The PDP-8/E computer used the h724 linear power supply. This machine was the last that used a linear power supply. The later 8/M and 8/F machines used the h740 switching power supply. Linear supplies were used in older machines since the electronics for them was simple. When the cost of semiconductors dropped and performance improved then the switching supplies became more cost effective. The advantage of switching supplies are that they are more efficient, smaller and lighter than linear supplies when large amounts of power is required.
In linear supplies the transformer runs off the input AC line to step down the voltage to the levels somewhat higher than needed by the computer. The lower voltage AC is then converted to DC and run through a linear regulator to generate the controlled output voltage. The linear regulator dissipates the difference between the transformer output voltage and the desired voltage as heat. The input transformer is a large part of the 45 pound weight of the h724 power supply and the power transistors take a large amount of space.
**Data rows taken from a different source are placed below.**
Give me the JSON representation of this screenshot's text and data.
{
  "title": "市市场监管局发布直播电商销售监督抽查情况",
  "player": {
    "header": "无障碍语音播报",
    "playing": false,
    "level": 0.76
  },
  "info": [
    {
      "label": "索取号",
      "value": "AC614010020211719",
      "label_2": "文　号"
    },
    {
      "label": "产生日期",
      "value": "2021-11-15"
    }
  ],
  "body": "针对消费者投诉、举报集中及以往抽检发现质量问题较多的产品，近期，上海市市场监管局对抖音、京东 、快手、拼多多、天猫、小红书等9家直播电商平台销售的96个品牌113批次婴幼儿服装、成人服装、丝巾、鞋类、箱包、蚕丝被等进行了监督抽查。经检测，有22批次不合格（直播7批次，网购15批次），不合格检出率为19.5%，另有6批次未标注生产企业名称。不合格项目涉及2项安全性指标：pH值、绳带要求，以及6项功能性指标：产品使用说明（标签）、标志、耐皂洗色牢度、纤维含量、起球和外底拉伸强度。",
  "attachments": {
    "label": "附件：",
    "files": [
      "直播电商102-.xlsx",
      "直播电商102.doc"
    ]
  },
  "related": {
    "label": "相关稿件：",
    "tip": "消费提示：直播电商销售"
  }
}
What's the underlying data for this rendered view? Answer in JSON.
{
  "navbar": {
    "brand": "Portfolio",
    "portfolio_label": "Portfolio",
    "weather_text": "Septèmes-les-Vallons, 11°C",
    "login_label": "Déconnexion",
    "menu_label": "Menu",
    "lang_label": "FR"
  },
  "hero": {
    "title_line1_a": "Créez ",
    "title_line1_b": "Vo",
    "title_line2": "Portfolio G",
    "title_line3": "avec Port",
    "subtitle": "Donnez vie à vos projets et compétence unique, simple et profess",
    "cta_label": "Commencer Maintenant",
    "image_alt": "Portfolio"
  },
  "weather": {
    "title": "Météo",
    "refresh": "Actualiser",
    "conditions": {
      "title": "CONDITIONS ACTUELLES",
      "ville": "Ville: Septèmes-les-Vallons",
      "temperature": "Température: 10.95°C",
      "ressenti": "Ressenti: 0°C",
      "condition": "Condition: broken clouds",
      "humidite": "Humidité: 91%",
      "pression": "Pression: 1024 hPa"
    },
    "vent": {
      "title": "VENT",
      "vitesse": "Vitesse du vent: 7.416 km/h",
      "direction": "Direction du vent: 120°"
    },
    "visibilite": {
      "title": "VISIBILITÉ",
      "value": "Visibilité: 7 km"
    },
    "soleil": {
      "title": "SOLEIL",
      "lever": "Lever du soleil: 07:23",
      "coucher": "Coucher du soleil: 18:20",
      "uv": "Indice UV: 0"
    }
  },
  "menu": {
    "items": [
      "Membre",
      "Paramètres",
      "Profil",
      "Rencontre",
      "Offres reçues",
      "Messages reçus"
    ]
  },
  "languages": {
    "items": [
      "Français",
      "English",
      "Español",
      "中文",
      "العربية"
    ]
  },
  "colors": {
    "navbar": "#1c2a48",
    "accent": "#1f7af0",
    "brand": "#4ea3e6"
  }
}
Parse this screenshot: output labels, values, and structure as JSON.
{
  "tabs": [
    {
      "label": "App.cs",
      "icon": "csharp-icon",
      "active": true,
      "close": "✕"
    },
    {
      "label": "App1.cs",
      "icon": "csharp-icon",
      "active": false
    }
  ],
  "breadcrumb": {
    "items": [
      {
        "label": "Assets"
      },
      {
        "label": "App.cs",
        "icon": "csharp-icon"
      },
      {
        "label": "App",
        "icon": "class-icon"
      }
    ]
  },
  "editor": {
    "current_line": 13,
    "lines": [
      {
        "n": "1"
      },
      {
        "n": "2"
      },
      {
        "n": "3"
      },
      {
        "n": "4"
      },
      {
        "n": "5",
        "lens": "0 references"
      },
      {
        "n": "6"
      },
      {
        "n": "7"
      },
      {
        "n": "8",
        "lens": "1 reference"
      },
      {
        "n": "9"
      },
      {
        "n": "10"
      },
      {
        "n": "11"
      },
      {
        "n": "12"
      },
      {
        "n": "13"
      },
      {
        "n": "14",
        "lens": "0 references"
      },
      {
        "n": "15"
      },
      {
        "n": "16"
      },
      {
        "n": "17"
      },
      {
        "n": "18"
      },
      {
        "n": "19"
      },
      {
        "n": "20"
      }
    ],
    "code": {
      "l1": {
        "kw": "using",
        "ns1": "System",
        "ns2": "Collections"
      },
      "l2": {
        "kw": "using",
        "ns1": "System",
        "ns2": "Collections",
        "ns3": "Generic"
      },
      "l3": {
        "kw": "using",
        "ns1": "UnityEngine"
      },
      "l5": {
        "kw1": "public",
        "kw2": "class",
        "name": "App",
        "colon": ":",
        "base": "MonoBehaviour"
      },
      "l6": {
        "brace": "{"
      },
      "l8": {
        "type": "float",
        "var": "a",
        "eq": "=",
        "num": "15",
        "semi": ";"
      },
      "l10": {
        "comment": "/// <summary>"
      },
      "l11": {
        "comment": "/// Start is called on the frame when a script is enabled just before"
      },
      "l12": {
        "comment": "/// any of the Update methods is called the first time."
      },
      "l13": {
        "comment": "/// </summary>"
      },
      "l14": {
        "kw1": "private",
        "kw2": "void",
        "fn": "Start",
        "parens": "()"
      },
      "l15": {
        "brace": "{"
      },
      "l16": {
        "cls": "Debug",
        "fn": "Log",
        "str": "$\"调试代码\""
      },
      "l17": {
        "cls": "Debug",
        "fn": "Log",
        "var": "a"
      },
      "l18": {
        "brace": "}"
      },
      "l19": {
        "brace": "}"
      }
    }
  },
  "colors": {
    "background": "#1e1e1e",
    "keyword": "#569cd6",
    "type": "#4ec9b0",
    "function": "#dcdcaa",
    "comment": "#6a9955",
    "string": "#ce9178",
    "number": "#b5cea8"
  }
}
In the h740 switching power supplies the internal voltage is stepped down to the final output voltage by switching the current on and off into an output inductor at about 10 kHz. This process is more efficient so less power (heat) is dissipated in the power supply. Also less internal voltages are needed since the switching output regulator can run off a wide range of voltages. Both of these reasons allows the input transformer to be smaller than in the linear supply.
In modern switching supplies the AC is frequently rectified to a high voltage DC and then stepped down to the output voltage using a small inductor or transformer running at a high frequency (10 kHz to 200 kHz). This gets rid of the large input transformer entirely.
The first h740 power supplies had problems but later ones were better. All modern computers use switching supplies for the power supply.
The h724 power supply does not provide enough +5VDC power to have a fully loaded system with M series cards. The original design was assuming most of the slots would be filled with memory.
|Voltage||Current Provided||Fuse Rating||Usage||+5VDC||20A||25A||Logic power supply||+8VDC (unregulated)||2A||2.5A||Front panel lights||+15VDC||1A||1.5A||Core memory||-15VDC||8A||10A||Core memory||14VAC (unregulated)||Unknown||.5A||Line frequency real time clock||Unknown||Unknown||.125A||Internal power relay drive|
Feel free to contact me, David Gesswein email@example.com with any questions, comments on the web site, or if you have related equipment, documentation, software etc. you are willing to part with. I am interested in anything PDP-8 related, computers, peripherals used with them, DEC or third party, or documentation.
PDP-8 Home Page  PDP-8 Site Map  PDP-8 Site Search